Note every line in the entries that contains the string "this", and copy it.

(Records from a data source)

▶

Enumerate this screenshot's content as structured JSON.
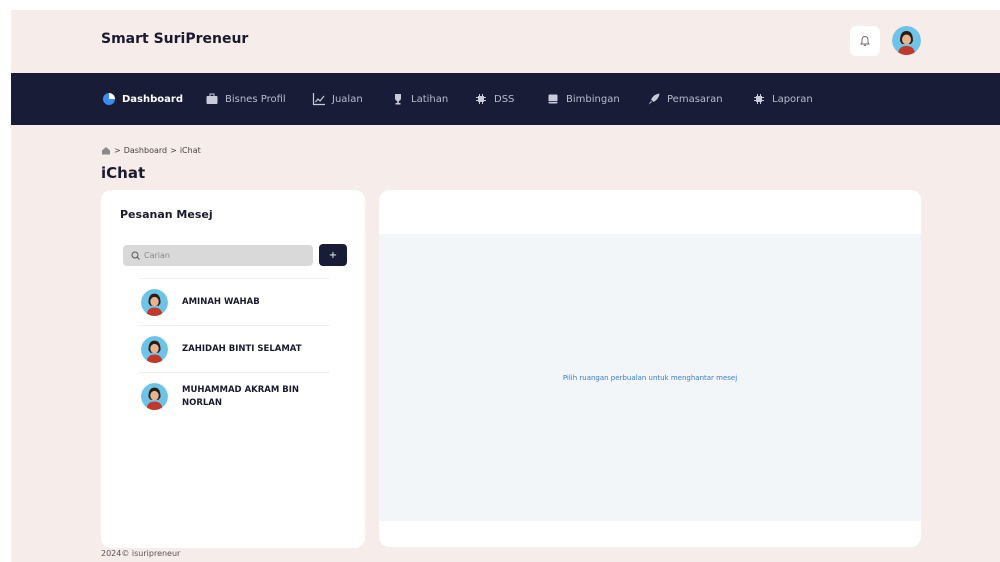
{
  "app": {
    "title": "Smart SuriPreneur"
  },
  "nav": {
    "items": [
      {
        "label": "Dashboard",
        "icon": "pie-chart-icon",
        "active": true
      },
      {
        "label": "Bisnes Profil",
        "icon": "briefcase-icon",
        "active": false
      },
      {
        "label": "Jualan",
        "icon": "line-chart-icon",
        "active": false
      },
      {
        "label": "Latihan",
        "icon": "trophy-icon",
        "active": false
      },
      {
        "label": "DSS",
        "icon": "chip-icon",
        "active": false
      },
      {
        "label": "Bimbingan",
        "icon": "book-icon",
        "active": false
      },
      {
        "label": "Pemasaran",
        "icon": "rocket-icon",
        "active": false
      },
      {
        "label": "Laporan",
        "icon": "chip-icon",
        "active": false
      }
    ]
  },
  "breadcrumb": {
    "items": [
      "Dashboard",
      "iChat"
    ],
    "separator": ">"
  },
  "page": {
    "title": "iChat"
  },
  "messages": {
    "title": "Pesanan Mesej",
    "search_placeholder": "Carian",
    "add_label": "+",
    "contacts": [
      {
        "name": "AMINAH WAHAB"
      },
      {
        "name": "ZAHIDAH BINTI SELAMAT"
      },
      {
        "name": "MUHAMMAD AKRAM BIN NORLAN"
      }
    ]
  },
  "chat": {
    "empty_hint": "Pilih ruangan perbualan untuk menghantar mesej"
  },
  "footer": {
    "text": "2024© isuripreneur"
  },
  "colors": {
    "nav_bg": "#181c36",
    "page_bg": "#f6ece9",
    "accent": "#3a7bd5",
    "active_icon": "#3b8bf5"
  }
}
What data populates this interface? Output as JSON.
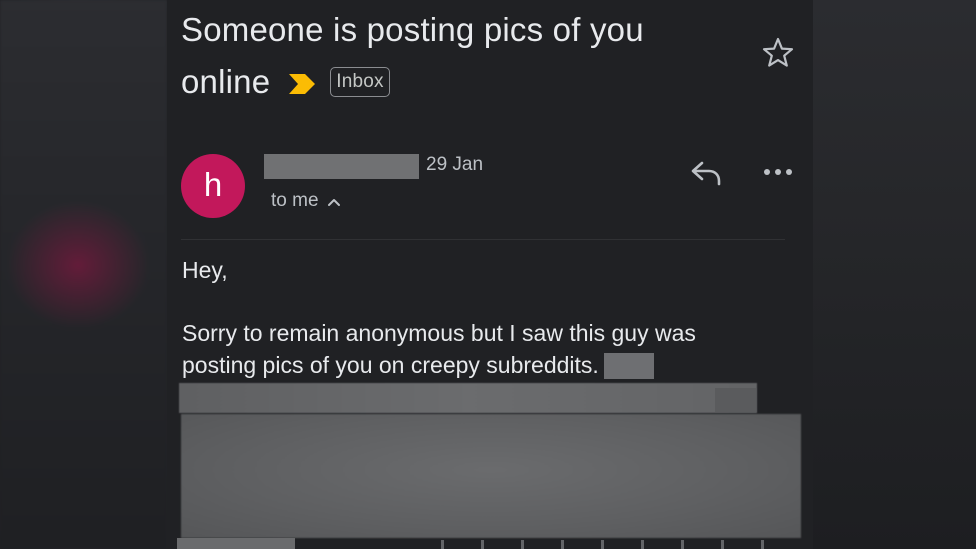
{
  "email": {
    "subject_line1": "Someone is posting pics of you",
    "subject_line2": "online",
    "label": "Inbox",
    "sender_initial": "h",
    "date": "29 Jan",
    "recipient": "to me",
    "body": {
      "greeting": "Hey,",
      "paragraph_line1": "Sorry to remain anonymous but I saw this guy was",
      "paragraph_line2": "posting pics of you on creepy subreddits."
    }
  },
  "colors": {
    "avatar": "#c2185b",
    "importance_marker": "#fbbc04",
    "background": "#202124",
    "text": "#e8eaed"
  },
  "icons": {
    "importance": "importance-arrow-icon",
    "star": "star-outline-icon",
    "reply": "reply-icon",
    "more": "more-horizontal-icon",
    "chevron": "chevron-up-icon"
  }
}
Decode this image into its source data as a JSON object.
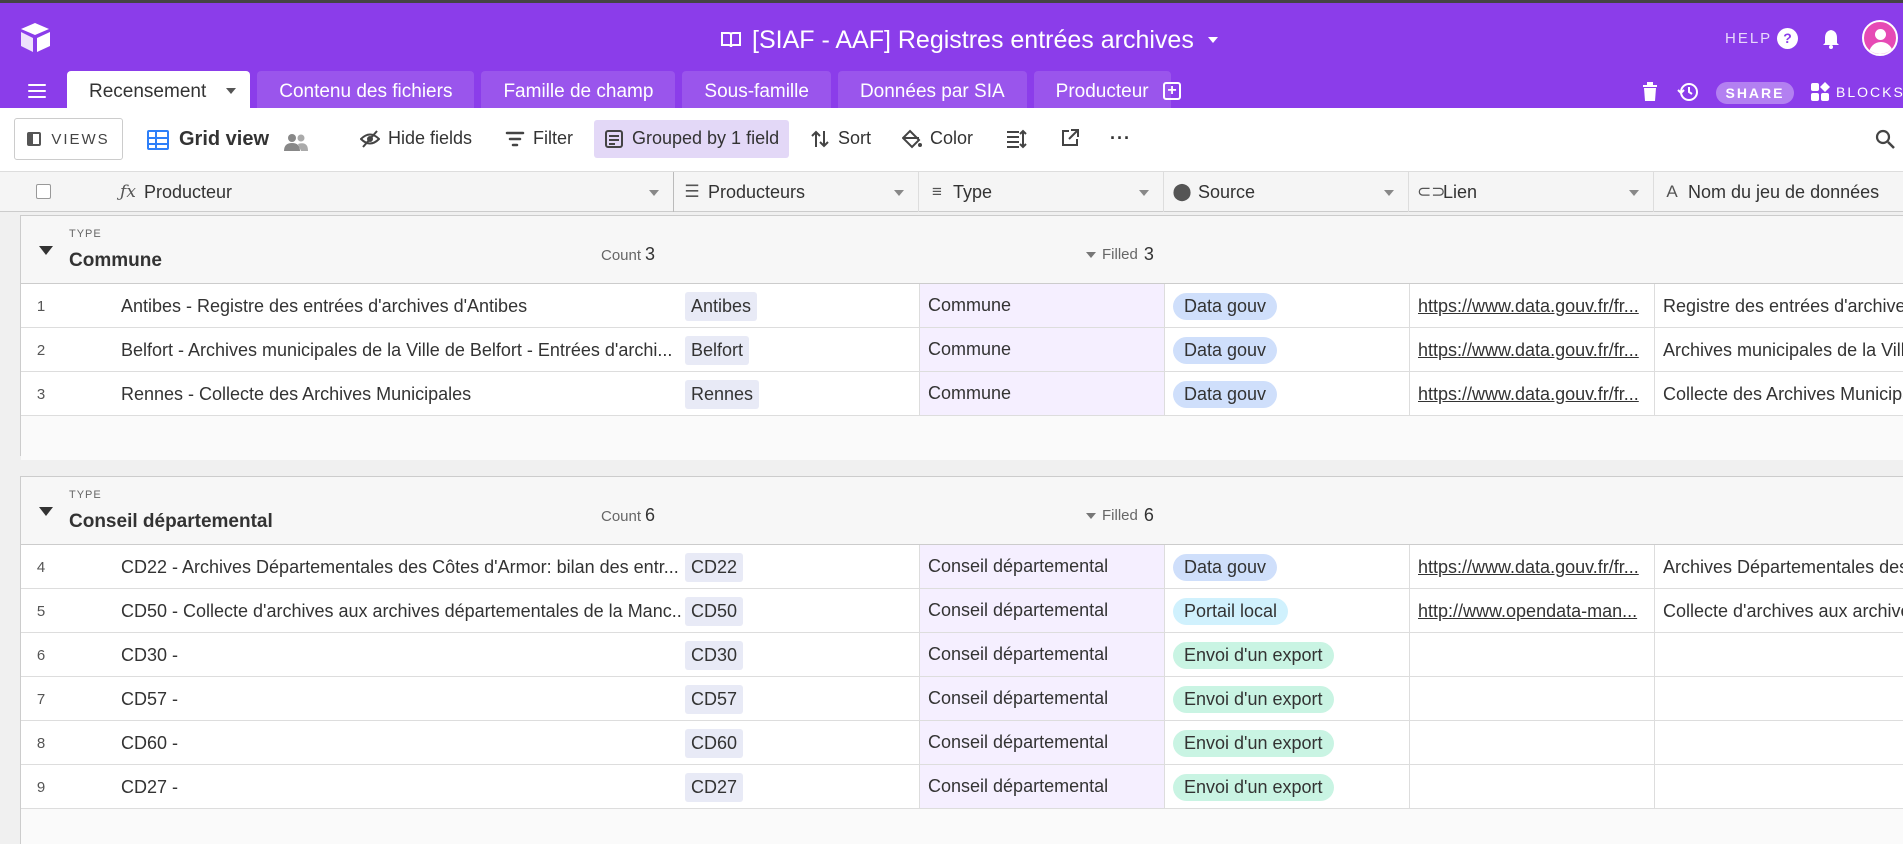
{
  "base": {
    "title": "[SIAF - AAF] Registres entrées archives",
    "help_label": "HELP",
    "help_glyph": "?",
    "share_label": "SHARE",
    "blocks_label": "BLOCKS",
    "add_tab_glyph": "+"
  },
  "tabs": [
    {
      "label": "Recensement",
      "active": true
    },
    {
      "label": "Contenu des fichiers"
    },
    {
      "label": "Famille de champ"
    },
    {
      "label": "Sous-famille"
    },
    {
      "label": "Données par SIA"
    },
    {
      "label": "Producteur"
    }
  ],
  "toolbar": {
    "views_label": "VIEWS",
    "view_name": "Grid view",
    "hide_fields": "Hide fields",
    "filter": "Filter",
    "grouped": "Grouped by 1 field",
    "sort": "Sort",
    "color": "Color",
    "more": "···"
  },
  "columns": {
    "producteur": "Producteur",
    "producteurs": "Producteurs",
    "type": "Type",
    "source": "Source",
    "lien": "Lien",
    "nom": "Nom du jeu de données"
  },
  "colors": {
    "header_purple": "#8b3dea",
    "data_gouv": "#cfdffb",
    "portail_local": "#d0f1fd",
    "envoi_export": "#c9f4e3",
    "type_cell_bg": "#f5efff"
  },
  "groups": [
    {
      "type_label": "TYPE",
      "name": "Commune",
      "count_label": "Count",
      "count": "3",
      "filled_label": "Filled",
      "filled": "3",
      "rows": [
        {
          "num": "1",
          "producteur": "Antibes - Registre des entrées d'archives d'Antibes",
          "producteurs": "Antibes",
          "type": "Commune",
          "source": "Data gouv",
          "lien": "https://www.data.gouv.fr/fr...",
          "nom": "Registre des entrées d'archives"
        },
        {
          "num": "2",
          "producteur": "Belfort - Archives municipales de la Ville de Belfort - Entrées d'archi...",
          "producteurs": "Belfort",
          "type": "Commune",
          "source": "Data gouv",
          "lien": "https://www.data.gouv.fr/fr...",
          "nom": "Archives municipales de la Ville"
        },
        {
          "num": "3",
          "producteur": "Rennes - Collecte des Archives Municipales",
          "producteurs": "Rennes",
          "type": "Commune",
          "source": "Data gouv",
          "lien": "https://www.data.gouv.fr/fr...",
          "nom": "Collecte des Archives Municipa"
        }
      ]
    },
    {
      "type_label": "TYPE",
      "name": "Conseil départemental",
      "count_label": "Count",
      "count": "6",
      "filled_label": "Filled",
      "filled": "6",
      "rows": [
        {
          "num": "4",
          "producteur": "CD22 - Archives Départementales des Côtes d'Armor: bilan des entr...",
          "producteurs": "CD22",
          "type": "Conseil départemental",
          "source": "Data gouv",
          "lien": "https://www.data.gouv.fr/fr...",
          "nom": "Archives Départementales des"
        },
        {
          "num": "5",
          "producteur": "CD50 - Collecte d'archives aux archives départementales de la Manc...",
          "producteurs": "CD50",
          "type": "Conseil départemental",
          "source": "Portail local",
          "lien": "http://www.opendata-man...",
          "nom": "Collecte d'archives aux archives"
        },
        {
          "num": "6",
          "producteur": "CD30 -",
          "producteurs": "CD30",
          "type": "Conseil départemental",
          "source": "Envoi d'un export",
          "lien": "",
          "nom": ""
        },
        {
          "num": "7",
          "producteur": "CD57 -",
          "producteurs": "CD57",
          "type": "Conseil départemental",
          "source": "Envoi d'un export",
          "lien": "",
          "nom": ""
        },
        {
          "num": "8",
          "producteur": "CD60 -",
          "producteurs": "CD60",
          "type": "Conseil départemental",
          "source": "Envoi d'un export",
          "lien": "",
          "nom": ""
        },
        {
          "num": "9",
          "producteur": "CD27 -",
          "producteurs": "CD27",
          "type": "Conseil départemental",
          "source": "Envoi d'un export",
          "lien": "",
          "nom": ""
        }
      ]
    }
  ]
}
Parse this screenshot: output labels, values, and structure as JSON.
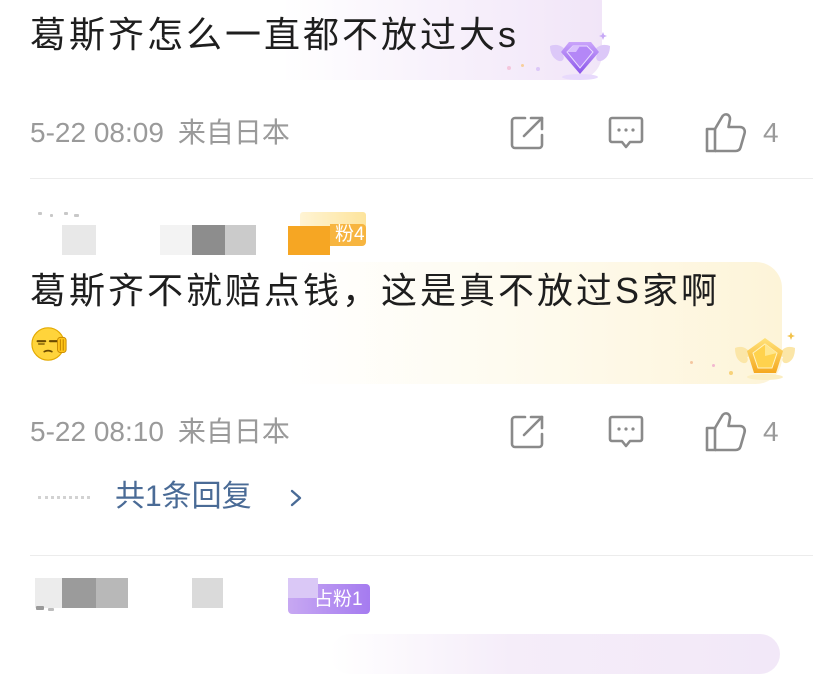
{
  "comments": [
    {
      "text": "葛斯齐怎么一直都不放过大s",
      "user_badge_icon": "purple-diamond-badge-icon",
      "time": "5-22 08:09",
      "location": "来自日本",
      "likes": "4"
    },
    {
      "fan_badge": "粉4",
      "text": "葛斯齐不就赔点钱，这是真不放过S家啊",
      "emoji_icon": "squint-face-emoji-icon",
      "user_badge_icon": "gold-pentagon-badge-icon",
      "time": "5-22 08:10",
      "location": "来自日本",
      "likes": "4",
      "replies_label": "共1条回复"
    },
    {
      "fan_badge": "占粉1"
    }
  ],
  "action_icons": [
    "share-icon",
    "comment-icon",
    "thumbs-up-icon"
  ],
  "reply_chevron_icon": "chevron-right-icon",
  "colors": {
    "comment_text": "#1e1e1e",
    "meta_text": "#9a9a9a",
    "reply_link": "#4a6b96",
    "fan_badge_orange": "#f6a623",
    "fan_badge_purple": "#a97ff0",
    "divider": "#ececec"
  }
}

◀

Answer box:
Enumerate this screenshot's content as structured JSON.
What data populates this interface? Output as JSON.
      "paragraph_line1": "Sorry to remain anonymous but I saw this guy was",
Decode this image into its source data as a JSON object.
Parse this screenshot: output labels, values, and structure as JSON.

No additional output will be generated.